What do I do when I’m invited to stay and watch an evening with red wine turn into an orgy? What do I do when I find myself in a car with people driving very dangerously? What do I do when I am offered drugs after a long night at the strip club during an intimate conversation? How do I react when someone touches me inappropriately? What do I say when I am witness to something I profoundly disagree with?
No ethics protocol can ever exhaustively answer all these questions. No ethics training can sufficiently prepare me for every practical field work situation, some quite dangerous, some potentially illegal, and some profoundly uncomfortable. To participate or not to participate?
In the end, the guy bought us dinner at a late-night diner, drove us dangerously fast down Sunset Boulevard, and hung out with us in the hotel room while my informants did drugs I had never seen nor heard of before. Eventually, as his hopes for sex were dashed, he got aggressive and was swiftly thrown out of the room by Lil Camille and Pink. The efficient resolve with which they did so has left me with a deep respect for them ever since. I came to learn that this was a regular hustle – an empowering way of using rich, horny men to get free meals, rides and whatever else, whenever needed. The rest of the evening we ended up just lying in bed, chatting until the sun rose.

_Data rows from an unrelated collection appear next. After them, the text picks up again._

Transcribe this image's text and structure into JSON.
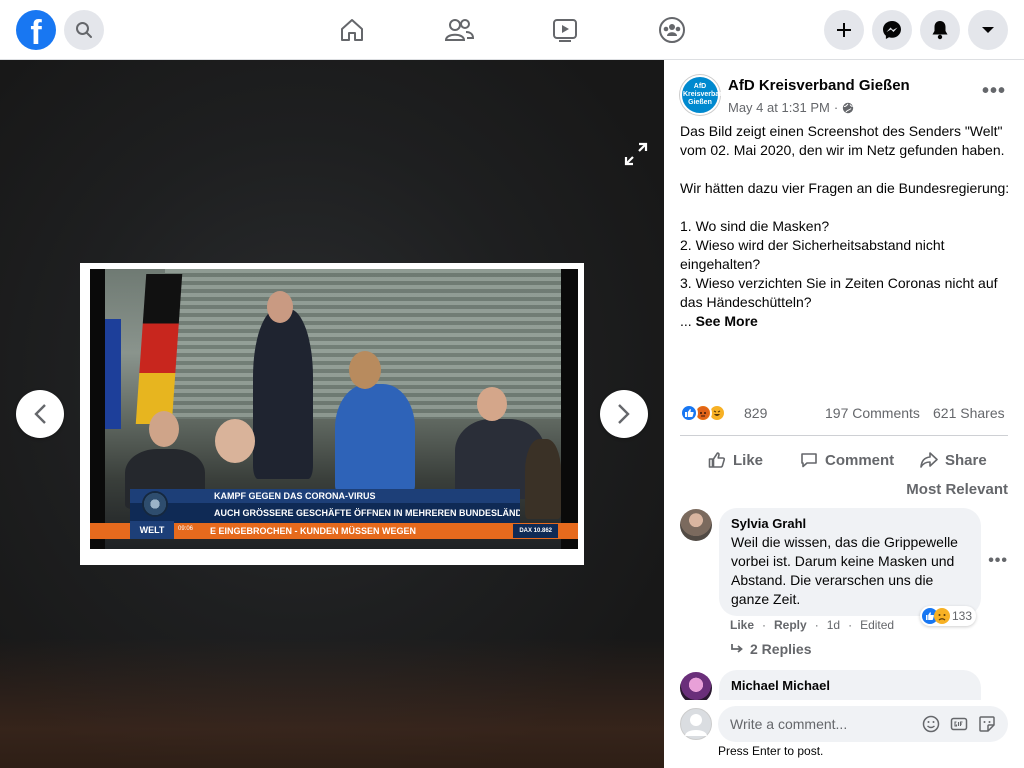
{
  "colors": {
    "brand": "#1877f2",
    "icon_gray": "#65676b",
    "bubble_bg": "#f0f2f5",
    "viewer_bg": "#1e1f20"
  },
  "topbar": {
    "logo_letter": "f",
    "nav_icons": [
      "home-icon",
      "friends-icon",
      "watch-icon",
      "groups-icon"
    ],
    "right_icons": [
      "plus-icon",
      "messenger-icon",
      "bell-icon",
      "caret-down-icon"
    ]
  },
  "photo": {
    "overlay": {
      "headline": "KAMPF GEGEN DAS CORONA-VIRUS",
      "subline": "AUCH GRÖSSERE GESCHÄFTE ÖFFNEN IN MEHREREN BUNDESLÄNDERN",
      "ticker": "E EINGEBROCHEN - KUNDEN MÜSSEN WEGEN",
      "channel": "WELT",
      "time": "09:06",
      "dax": "DAX 10.862"
    }
  },
  "post": {
    "author": "AfD Kreisverband Gießen",
    "avatar_text": "AfD Kreisverband Gießen",
    "date": "May 4 at 1:31 PM",
    "separator": "·",
    "privacy_icon": "globe-icon",
    "text": "Das Bild zeigt einen Screenshot des Senders \"Welt\" vom 02. Mai 2020, den wir im Netz gefunden haben.\n\nWir hätten dazu vier Fragen an die Bundesregierung:\n\n1. Wo sind die Masken?\n2. Wieso wird der Sicherheitsabstand nicht eingehalten?\n3. Wieso verzichten Sie in Zeiten Coronas nicht auf das Händeschütteln?\n... ",
    "see_more": "See More",
    "reaction_count": "829",
    "comments_count": "197 Comments",
    "shares_count": "621 Shares",
    "actions": {
      "like": "Like",
      "comment": "Comment",
      "share": "Share"
    },
    "sort_label": "Most Relevant"
  },
  "comments": [
    {
      "name": "Sylvia Grahl",
      "text": "Weil die wissen, das die Grippewelle vorbei ist. Darum keine Masken und Abstand. Die verarschen uns die ganze Zeit.",
      "like": "Like",
      "reply": "Reply",
      "time": "1d",
      "edited": "Edited",
      "reaction_count": "133",
      "replies": "2 Replies"
    },
    {
      "name": "Michael Michael"
    }
  ],
  "compose": {
    "placeholder": "Write a comment...",
    "hint": "Press Enter to post."
  }
}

As an ethnographer of porn, I entered the field with some hard limits and never crossed them. I never ended up doing anything I regretted, but the pressure to push myself and my boundaries was palatable that evening.
After nine months of heavy drinking, Kimberly Kay Hoang eventually gave up on the hostessing and switched her methodology, serving as an English instructor to the other hostesses during the day and attending the bars as a patron at night.
I, too, have scaled back on the industry parties, the alcohol, and general obsession about not missing out on opportunities for the most authentic data. Now, I mostly do sit down interviews, one-on-one in daylight – maybe with a glass of wine. I like to think that I have lost only a little insight.
[Image by Sophie Pezzutto]